Walter Johnson’s River of Dark Dreams is a book on the political economy of the Mississippi basin in the six decades before the American Civil War. The book’s three aims are to show, firstly, the racial, ecological, gender, and economic contradictions inherent within this society; secondly, the mechanisms of power maintaining a slave-holding oligarchy; and finally, its attempts at imperial expansion in the Gulf of Mexico. This book is exceptional as an example of integrating a wide range of poststructuralist approaches within a Marxist framework. Johnson mixes methods to vividly portray the ‘Cotton Kingdom’ as a vital, imperialist and capitalist polity that was in no way in decline, but rather the centre of the global industrial economy. This book is excellent, but flawed for avoiding theoretical issues and because Johnson is unable to prove broad support for private imperialist adventurers (‘filibusters’).

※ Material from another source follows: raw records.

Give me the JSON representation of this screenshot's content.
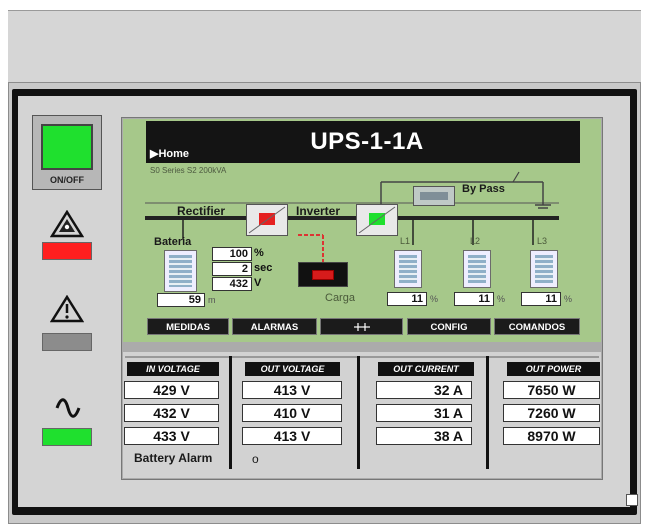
{
  "device": {
    "title": "UPS-1-1A",
    "home_label": "Home",
    "series_label": "S0 Series S2 200kVA"
  },
  "colors": {
    "screen_bg": "#a6c88a",
    "on_green": "#1fe02e",
    "alarm_red": "#ff1f1f",
    "warning_gray": "#8c8c8c",
    "ac_green": "#1fe02e"
  },
  "left_panel": {
    "onoff_label": "ON/OFF",
    "indicators": [
      {
        "icon": "warning-triangle-icon",
        "status_color": "#ff1f1f"
      },
      {
        "icon": "warning-triangle-icon",
        "status_color": "#8c8c8c"
      },
      {
        "icon": "ac-sine-wave-icon",
        "status_color": "#1fe02e"
      }
    ]
  },
  "diagram": {
    "bypass_label": "By Pass",
    "rectifier_label": "Rectifier",
    "inverter_label": "Inverter",
    "battery_label": "Bateria",
    "battery_percent": "100",
    "battery_percent_unit": "%",
    "battery_seconds": "2",
    "battery_seconds_unit": "sec",
    "battery_voltage": "432",
    "battery_voltage_unit": "V",
    "battery_minutes": "59",
    "battery_minutes_unit": "m",
    "load_label": "Carga",
    "phases": [
      {
        "label": "L1",
        "load": "11",
        "unit": "%"
      },
      {
        "label": "L2",
        "load": "11",
        "unit": "%"
      },
      {
        "label": "L3",
        "load": "11",
        "unit": "%"
      }
    ]
  },
  "menu": [
    "MEDIDAS",
    "ALARMAS",
    "",
    "CONFIG",
    "COMANDOS"
  ],
  "measurements": {
    "columns": [
      {
        "header": "IN VOLTAGE",
        "values": [
          "429 V",
          "432 V",
          "433 V"
        ]
      },
      {
        "header": "OUT VOLTAGE",
        "values": [
          "413 V",
          "410 V",
          "413 V"
        ]
      },
      {
        "header": "OUT CURRENT",
        "values": [
          "32 A",
          "31 A",
          "38 A"
        ]
      },
      {
        "header": "OUT POWER",
        "values": [
          "7650 W",
          "7260 W",
          "8970 W"
        ]
      }
    ],
    "battery_alarm_label": "Battery Alarm",
    "battery_alarm_indicator": "o"
  }
}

Edwards2011p. 42. The most prominent proponents of a capitalist South are Sidney Mintz Orlando Patterson Robert W. Fogel and Stanley L. Engerman and Jairus Banaji. The opposing camp of a non-capitalist South includes David Potter Don Fehrenbacher Eric Foner Eugene Genovese and John Ashworth.